Liv smiled at him. “Yeah. But we’re cool now.”
Rex smiled back and returned to the grill.
“That’s a nice smile, Liv,” said Dolly, “bet it could bring you some pretty good tips.”
Dolly’s comment made Liv aware that she was still being aloof, very much caught up in memories and protocol. The tips didn’t matter so much. Fitting –or rather disappearing- into mainstream society did matter. And it was taking time.
On her way to refill the tea pitcher, Liv tried her smile on an elderly couple sharing a slice of pie, and was pleased to see it easily returned. Liv’s heart first warmed then ached as she considered the couple.
There may have been a time she’d believed in love like that. Believed such a thing could last.
She thought of Tony, her first, and how she had naively believed he would be by her side forever. She remembered how happy the pregnancy had made her, however unplanned and unacceptable it may have been.
She thought of Joe, and how he accepted her. She thought of how tough he was mentally and physically, how secure he had made her feel, and how he had driven her to become something more than even her boldest aspirations.
That was when the robbers made their entrance, and Liv recognized the familiar caress; invisible tendrils of trouble that followed her everywhere.
Fiona: Who is your favorite author and what is it that really strikes you about their work?
Clive Barker, because of his incredibly vivid and lyrical prose. He’s a painter as well, and his writing seems to reflect that in some indefinable way; in word compositions that have a sweeping effect, like broad, even angry brush strokes at times.
Fiona: Who designed the covers?
Jordan Benoit designed the cover of PROGENY.
Fiona: Did you learn anything from writing your book and what was it?
Writing both books, I learned that virtually every country in the world has some form of both a bigfoot and a vampire legend!
Fiona: Do you have any advice for other writers?
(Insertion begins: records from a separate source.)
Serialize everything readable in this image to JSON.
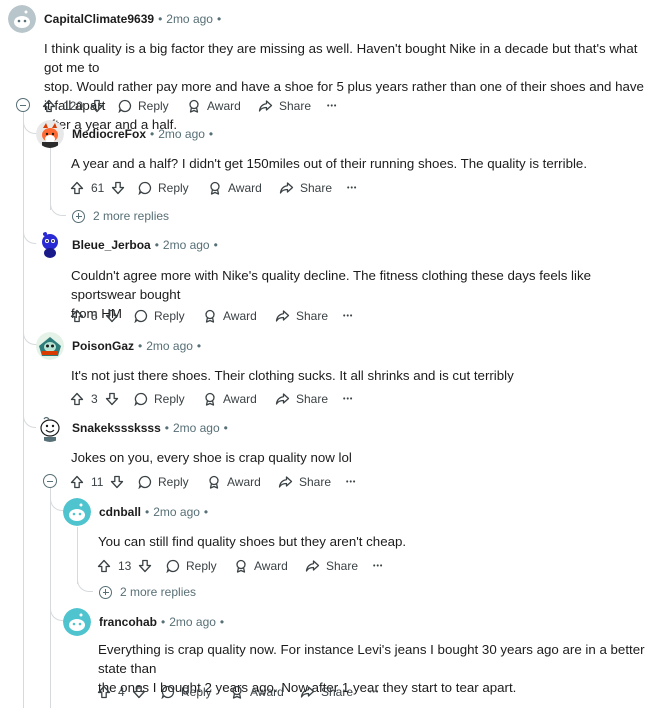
{
  "labels": {
    "reply": "Reply",
    "award": "Award",
    "share": "Share",
    "more": "•••",
    "dot": "•"
  },
  "colors": {
    "meta_gray": "#576f76",
    "rail": "#d7dadc",
    "text": "#1c1c1c"
  },
  "comments": [
    {
      "author": "CapitalClimate9639",
      "time": "2mo ago",
      "avatar": "snoo-gray",
      "lines": [
        "I think quality is a big factor they are missing as well. Haven't bought Nike in a decade but that's what got me to",
        "stop. Would rather pay more and have a shoe for 5 plus years rather than one of their shoes and have it fall apart",
        "after a year and a half."
      ],
      "votes": "120"
    },
    {
      "author": "MediocreFox",
      "time": "2mo ago",
      "avatar": "snoo-fox",
      "lines": [
        "A year and a half? I didn't get 150miles out of their running shoes. The quality is terrible."
      ],
      "votes": "61",
      "more_replies": "2 more replies"
    },
    {
      "author": "Bleue_Jerboa",
      "time": "2mo ago",
      "avatar": "snoo-blue",
      "lines": [
        "Couldn't agree more with Nike's quality decline. The fitness clothing these days feels like sportswear bought",
        "from HM"
      ],
      "votes": "5"
    },
    {
      "author": "PoisonGaz",
      "time": "2mo ago",
      "avatar": "snoo-gas",
      "lines": [
        "It's not just there shoes. Their clothing sucks. It all shrinks and is cut terribly"
      ],
      "votes": "3"
    },
    {
      "author": "Snakeksssksss",
      "time": "2mo ago",
      "avatar": "snoo-smile",
      "lines": [
        "Jokes on you, every shoe is crap quality now lol"
      ],
      "votes": "11"
    },
    {
      "author": "cdnball",
      "time": "2mo ago",
      "avatar": "snoo-teal",
      "lines": [
        "You can still find quality shoes but they aren't cheap."
      ],
      "votes": "13",
      "more_replies": "2 more replies"
    },
    {
      "author": "francohab",
      "time": "2mo ago",
      "avatar": "snoo-teal",
      "lines": [
        "Everything is crap quality now. For instance Levi's jeans I bought 30 years ago are in a better state than",
        "the ones I bought 2 years ago. Now after 1 year they start to tear apart."
      ],
      "votes": "4"
    }
  ]
}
Yes. Take acting lessons. Or at least, read about acting technique. It’s a tremendous help in helping you learn to breathe life into your characters. Also–learn to meditate. It helps you clear your mind and focus.
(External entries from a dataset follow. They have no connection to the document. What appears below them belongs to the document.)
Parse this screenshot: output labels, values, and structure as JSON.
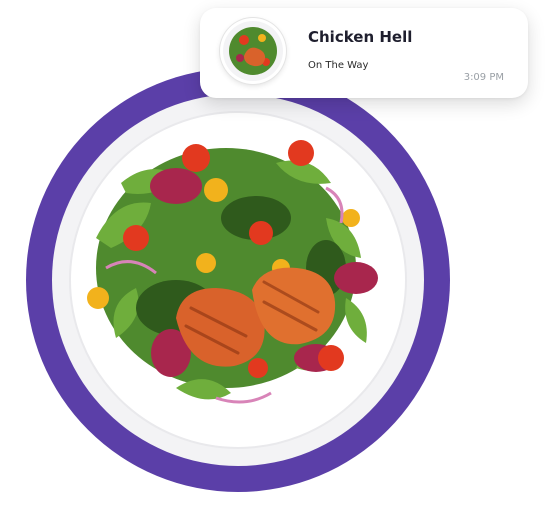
{
  "notification": {
    "title": "Chicken Hell",
    "status": "On The Way",
    "time": "3:09 PM",
    "thumbnail_icon": "salad-bowl-thumbnail"
  },
  "hero": {
    "image": "salmon-salad-plate",
    "colors": {
      "plate_rim": "#5b3fa8",
      "plate": "#f4f4f6",
      "salmon": "#d9622b",
      "greens": "#4f8a2e",
      "tomato": "#e2391f"
    }
  }
}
Fiona: Do you have anything specific that you want to say to your readers?
Yes-thank you, thank, you thank you! It’s an amazing feeling to know that I’ve brought some joy or even just a bit of diversion to fellow lovers. I love to meet and hear from readers and I hope they will get in touch.
Fiona: Other than writing do you have any hobbies
I’m kind of a fitness buff, and I’ve practiced and taught martial arts for a long time. Exercise, like meditation, helps get my creative juices flowing.
Fiona: What TV shows/films do you enjoy watching?
Horror films of course, as well as martial arts programs and documentaries of all kinds. American Horror Story is one my new favorites, along with Supernatural and some of the older horror or sci-fi programs like The Twilight Zone, Hitchcock Present and The Night Stalker. Then there’s always Malcom in the Middle.
Fiona: Favorite foods / Colors/ Music?
I eat a lot of fish, quinoa, rice, sweet potatoes, etc. I try to keep it fairly healthful.
Colors? Black, orange and blood red of course. 😉
As for music, I’ve been a fan of punk rock and metal since I was very young, but more recently I’ve become enamored with dark ambient. An act called Nox Arcana is great for writing horror.
Fiona: If you were not a writer what else would you like to have done ?
Acting, of course, but I also dabbled with professional fighting for a while–which made me like writing even more.
Fiona: Do you have a blog/website? if so what is it?